Think about it. We’re offering our system to the public, demonstrating our years of expertise, to continue to position ourselves as an authority in digital marketing.
That sense of authority makes every other aspect of our marketing – from our Attention Driver to our Nurture Paths – more powerful.
Here are key things to know as you develop the Authority Builder component of your marketing:
- Claim the title. If you’re an expert, position yourself as one. No one needs to call you an authority before you do.
- Teaching people your methods and offering advice is a powerful way to demonstrate authority in your space.
- Media appearances, celebrity endorsements, and other external validators can be built into your marketing in ways that position you as a thought leader and extend the value of those placements for years to come.
- Ask your current and past clients for reviews and recommendations. Everyone wants to know others have had success working with you.
So there you have it. Our complete methodology in a box.
Now, let’s get you started…
Implementing Growth Optimization
Whether you’re just starting your business or are well established and bringing in over 7-figures, the first step in implementing Growth Optimization is Growth Planning.
We get that planning doesn’t sound “sexy” or “fun” but this process will determine the success or failure of your business as you grow.
Growth Planning helps you identify:
- where to start,
- what to optimize next, or
- what to build next.
So go ahead and look back at the Growth Planning section of this post. Write down five things you can do in the next month to improve.
For most businesses, even established ones, you’ll want to start with getting your Attention Driver, Lead Generator, Sales Qualifier, and Core Offer – aka your “Growth Platform” – fully optimized and consistently acquiring new customers.
If you can’t honestly say right now that you have a proven, reliable and predictable process for generating lots of new customers, while building goodwill and repeat business, without any slimy sales techniques, this is where you should focus your time, energy, and investment.
This is especially key for $1M+ businesses because, without a solid Growth Platform, your attempts to scale will only sink in the loose sand that is your marketing strategy.

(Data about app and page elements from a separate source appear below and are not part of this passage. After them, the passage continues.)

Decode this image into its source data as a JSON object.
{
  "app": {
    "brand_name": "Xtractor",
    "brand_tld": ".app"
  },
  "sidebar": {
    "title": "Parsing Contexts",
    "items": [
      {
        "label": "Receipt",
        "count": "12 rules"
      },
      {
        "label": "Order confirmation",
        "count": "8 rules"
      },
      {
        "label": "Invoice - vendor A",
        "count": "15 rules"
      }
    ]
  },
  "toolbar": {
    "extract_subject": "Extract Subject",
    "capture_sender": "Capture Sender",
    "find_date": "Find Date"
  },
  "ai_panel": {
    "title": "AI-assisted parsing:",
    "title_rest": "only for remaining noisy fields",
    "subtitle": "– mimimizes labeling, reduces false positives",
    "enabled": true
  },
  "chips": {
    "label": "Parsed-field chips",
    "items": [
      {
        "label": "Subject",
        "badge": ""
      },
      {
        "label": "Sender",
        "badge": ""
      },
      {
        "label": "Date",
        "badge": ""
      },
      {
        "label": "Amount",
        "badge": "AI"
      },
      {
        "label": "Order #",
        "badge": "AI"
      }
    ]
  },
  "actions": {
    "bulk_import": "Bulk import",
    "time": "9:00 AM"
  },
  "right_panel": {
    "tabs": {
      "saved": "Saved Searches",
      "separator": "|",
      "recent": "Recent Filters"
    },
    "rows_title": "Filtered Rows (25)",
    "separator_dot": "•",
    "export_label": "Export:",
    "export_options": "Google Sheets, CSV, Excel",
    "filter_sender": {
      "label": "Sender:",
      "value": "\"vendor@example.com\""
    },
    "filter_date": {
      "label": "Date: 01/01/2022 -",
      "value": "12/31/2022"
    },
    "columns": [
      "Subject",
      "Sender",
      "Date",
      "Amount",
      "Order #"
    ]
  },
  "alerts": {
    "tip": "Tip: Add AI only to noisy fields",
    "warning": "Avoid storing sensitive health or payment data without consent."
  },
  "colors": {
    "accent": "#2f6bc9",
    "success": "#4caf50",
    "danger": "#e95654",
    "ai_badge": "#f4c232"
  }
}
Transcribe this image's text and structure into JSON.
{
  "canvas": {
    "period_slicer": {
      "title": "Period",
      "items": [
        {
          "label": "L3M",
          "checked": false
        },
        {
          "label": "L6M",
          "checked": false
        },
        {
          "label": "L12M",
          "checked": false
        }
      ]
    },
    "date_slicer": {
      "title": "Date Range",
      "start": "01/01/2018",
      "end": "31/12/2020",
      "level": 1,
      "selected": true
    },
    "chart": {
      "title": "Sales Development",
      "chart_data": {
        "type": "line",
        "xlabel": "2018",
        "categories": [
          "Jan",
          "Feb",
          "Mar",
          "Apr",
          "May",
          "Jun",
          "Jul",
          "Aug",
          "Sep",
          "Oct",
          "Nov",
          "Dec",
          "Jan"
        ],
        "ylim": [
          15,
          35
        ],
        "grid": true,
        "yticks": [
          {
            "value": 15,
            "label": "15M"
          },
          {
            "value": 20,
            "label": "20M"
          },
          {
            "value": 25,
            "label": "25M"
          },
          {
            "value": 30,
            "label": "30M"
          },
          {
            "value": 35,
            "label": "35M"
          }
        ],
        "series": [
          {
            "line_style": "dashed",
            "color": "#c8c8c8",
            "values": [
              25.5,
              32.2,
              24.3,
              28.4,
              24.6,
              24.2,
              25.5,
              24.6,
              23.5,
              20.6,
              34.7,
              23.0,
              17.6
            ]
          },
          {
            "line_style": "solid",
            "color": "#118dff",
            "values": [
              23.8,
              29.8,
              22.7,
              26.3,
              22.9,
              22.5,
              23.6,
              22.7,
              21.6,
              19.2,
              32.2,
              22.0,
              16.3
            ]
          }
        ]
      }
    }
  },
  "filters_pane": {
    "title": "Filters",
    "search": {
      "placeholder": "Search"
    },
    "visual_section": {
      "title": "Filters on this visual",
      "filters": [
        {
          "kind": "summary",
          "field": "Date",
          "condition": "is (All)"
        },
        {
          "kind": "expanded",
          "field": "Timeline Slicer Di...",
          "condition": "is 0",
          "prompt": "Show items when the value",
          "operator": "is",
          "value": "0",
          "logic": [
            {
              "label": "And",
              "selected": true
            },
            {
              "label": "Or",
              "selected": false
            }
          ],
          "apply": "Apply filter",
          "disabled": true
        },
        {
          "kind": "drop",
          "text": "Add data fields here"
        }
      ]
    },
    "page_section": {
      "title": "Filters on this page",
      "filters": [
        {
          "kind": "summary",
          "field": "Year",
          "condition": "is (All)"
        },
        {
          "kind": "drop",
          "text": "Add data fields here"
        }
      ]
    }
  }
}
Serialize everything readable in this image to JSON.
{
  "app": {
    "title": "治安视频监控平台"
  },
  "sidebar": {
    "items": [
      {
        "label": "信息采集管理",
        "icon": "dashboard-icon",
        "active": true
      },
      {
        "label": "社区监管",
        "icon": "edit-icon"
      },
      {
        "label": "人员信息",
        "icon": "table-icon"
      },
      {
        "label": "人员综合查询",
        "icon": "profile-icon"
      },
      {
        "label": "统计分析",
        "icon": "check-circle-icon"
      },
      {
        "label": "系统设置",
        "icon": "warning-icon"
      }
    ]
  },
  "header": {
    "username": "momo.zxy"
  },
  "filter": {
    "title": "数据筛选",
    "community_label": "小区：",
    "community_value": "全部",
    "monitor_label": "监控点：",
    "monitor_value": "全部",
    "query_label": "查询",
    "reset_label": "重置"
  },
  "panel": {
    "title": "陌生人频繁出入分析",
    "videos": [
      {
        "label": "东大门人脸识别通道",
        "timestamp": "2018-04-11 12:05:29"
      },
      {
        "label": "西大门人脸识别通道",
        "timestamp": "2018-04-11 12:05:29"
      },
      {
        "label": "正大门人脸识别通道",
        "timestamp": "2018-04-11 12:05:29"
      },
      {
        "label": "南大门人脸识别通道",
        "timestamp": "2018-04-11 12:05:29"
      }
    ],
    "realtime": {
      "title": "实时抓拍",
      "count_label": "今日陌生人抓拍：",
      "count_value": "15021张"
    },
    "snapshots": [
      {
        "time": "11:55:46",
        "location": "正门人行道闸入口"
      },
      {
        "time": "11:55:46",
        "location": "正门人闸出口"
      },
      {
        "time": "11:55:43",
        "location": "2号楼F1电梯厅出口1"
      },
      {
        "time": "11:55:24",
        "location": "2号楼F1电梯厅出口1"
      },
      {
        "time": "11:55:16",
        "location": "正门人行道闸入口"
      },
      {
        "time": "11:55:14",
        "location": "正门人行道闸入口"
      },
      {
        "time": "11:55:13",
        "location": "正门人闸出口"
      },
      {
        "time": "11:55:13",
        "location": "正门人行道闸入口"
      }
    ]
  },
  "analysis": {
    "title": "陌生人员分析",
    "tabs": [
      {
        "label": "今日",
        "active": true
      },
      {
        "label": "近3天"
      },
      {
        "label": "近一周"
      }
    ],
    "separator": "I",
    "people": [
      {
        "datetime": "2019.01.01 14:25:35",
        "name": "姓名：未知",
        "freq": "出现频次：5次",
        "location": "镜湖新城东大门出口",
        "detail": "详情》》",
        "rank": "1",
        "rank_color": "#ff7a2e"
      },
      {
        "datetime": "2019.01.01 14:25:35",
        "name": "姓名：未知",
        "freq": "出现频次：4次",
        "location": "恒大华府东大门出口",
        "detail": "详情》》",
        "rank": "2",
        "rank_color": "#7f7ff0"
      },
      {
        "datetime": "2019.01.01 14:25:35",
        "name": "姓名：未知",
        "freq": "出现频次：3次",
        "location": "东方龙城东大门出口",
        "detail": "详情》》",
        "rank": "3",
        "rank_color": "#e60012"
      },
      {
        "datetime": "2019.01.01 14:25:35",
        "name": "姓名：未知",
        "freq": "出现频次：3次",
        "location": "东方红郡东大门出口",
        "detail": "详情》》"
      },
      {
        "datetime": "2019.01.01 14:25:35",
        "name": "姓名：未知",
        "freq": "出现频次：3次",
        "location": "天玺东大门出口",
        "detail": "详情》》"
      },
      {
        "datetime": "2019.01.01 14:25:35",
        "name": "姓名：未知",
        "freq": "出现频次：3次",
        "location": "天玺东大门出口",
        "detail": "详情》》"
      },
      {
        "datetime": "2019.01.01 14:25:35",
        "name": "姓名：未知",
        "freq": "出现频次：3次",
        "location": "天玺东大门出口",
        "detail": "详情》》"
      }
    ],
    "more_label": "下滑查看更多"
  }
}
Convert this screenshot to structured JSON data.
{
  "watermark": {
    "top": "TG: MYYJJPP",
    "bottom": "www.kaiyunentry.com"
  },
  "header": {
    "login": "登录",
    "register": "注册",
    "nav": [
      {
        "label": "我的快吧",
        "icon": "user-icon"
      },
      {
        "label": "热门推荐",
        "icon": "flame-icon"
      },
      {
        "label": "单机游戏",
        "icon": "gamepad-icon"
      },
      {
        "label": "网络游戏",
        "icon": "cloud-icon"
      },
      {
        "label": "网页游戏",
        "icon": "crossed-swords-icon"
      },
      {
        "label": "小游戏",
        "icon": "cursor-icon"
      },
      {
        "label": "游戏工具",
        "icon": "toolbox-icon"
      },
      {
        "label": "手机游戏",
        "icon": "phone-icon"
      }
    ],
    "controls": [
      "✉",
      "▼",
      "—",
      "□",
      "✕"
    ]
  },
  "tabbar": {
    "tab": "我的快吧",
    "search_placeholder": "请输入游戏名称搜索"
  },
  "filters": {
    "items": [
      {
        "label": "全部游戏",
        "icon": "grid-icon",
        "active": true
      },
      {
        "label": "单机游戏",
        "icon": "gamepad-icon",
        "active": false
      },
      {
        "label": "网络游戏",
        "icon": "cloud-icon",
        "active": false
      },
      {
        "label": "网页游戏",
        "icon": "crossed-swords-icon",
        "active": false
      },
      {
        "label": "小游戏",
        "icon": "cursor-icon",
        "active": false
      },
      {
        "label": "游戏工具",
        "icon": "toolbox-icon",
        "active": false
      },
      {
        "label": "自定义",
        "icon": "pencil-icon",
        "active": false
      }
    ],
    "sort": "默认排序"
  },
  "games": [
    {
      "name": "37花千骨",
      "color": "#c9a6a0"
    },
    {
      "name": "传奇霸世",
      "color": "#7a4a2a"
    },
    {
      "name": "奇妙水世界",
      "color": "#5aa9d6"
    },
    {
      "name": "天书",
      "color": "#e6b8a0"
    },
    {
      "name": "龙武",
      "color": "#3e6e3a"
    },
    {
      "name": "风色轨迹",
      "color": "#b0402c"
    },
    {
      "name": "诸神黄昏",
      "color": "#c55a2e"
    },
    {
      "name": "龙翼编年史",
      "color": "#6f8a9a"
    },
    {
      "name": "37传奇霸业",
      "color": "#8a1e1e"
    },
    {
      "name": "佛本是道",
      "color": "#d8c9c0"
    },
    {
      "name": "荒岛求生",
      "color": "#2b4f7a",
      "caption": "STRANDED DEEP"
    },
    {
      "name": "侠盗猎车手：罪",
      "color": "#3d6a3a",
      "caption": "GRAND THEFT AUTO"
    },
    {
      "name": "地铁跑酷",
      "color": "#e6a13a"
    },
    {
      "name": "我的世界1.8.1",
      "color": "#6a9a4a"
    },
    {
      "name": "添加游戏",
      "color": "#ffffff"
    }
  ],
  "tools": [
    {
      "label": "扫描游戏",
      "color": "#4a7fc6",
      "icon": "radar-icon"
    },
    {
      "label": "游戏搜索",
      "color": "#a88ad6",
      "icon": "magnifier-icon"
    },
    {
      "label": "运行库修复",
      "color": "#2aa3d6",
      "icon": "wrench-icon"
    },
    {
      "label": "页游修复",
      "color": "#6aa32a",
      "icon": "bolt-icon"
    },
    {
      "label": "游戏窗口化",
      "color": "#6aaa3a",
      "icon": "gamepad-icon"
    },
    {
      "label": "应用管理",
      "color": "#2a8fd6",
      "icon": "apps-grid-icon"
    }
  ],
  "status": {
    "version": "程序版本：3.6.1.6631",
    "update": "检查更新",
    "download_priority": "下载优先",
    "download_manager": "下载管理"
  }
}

Want to supercharge this process?
Apply for a complimentary one-on-one Growth Consultation with a Visify Growth Optimization Specialist that will help you identify your best next move.APPLY NOW »